Tuesday, May 27, 2008

Now, Voyager (1942)

First, there is the fact that the story opens with a heroic psychiatrist sympathetically coming to the aid of a grossly misunderstood woman.

I have to admit, I was a little terrified at this point that the entire movie was going to be told as one sad, doomed flashback of a woman driven insane by unhappiness. UGH. I was not interested in watching that movie. Luckily, this is not that movie!

The psychiatrist springs the woman from her oppressive home for a weekend in the country (which can fix anything, as we have already established in COUNTLESS other movies), and he quotes Walt Whitman to inspire her to start new life: "Untold want, by life and land ne'er granted, / Now, Voyager, sail thou forth, to seek and find."

And boy does she!

I liked this photo the best of the ones I could find - most of them show her looking aloof and glamorous, but Davis does such a great job of revealing Charlotte's anxiousness in every shot (Kim said "when she looks nervous, she makes me feel nervous") that I wanted a still that would show that nervousness. She is a girl's scared heart inside the body of an old maid...which of course is something just about every woman has felt at some point. Which is why this movie is perfect.

Yup, I said it, perfect - despite the untraditional ending (not happy or unhappy, but not disappointing, either) - this movie perfectly captures the sweetness and sadness of unfulfilled love.

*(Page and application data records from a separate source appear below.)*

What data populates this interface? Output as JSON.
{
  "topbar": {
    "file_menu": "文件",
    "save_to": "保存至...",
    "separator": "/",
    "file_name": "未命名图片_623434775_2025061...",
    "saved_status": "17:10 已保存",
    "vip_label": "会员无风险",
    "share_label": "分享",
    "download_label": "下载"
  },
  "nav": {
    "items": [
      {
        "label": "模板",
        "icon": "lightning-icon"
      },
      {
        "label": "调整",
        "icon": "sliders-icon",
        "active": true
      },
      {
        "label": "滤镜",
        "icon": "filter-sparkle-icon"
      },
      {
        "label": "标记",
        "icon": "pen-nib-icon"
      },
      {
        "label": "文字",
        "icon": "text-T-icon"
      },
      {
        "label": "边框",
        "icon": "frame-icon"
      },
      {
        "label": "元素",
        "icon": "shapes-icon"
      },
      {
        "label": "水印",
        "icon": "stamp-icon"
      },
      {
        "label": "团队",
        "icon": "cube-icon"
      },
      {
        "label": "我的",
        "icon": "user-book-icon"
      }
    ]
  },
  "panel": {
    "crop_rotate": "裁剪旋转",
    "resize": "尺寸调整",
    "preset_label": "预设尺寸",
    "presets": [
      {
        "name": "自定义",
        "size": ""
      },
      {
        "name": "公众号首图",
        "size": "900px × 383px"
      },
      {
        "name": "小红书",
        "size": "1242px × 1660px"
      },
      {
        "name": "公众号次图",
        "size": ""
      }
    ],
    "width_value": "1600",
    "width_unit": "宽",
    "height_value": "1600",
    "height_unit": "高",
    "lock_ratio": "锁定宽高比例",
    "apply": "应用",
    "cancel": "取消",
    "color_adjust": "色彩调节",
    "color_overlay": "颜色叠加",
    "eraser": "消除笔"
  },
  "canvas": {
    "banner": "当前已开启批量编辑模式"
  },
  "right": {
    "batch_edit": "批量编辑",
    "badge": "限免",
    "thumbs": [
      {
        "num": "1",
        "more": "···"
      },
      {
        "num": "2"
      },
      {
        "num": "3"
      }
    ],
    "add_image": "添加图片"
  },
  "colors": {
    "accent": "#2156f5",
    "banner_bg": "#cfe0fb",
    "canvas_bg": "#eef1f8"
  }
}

It's also a perfect little portrait of a woman's life before and after liberation - from forced and miserable self-sacrifice to independence, to a tentative peace with life, then to a voluntary and fulfilling self-sacrifice.

If this sounds like nonsense, you've got see it for yourself - I assure you there is a lot of fun stuff to look at while you're making up your mind about the moral of the story...there's the stiff and stern Boston Brahmin mother, the cheeky niece, the generous and glamorous sister-in-law, the awesome clothes, the grand house, the cruise and the scenery of Brasil, as seen on the back lots and California by-ways.

And need I remind you of Paul Henreid, aka Victor Laszlo (I was more than halfway through the movie before I could stop thinking of him as Victor Laszlo from Casablanca - it's a hard character to shake) and the over-enthusiastic tour director or the mysteriously Italian Portuguese cab driver? And of course there is always the wise, witty Dr. Jaquith - if only we could all have a psychiatrist like that!

It's pretty much all good here, will definitely watch again - although after I hoarded the DVD for six months without watching it, I'm sure I won't be able to borrow it from Anastasia ever again!


Kim said...

I just recently saw this for the first time and yes, it's amazing! I loved everything about it. Great post!

Jessica said...

Amy, this movie is sitting on top of my tv waiting to be watched, and let me just say, I'm so glad you got to it first. When are you going to put together film school? Tali, Peter, and I are up for it.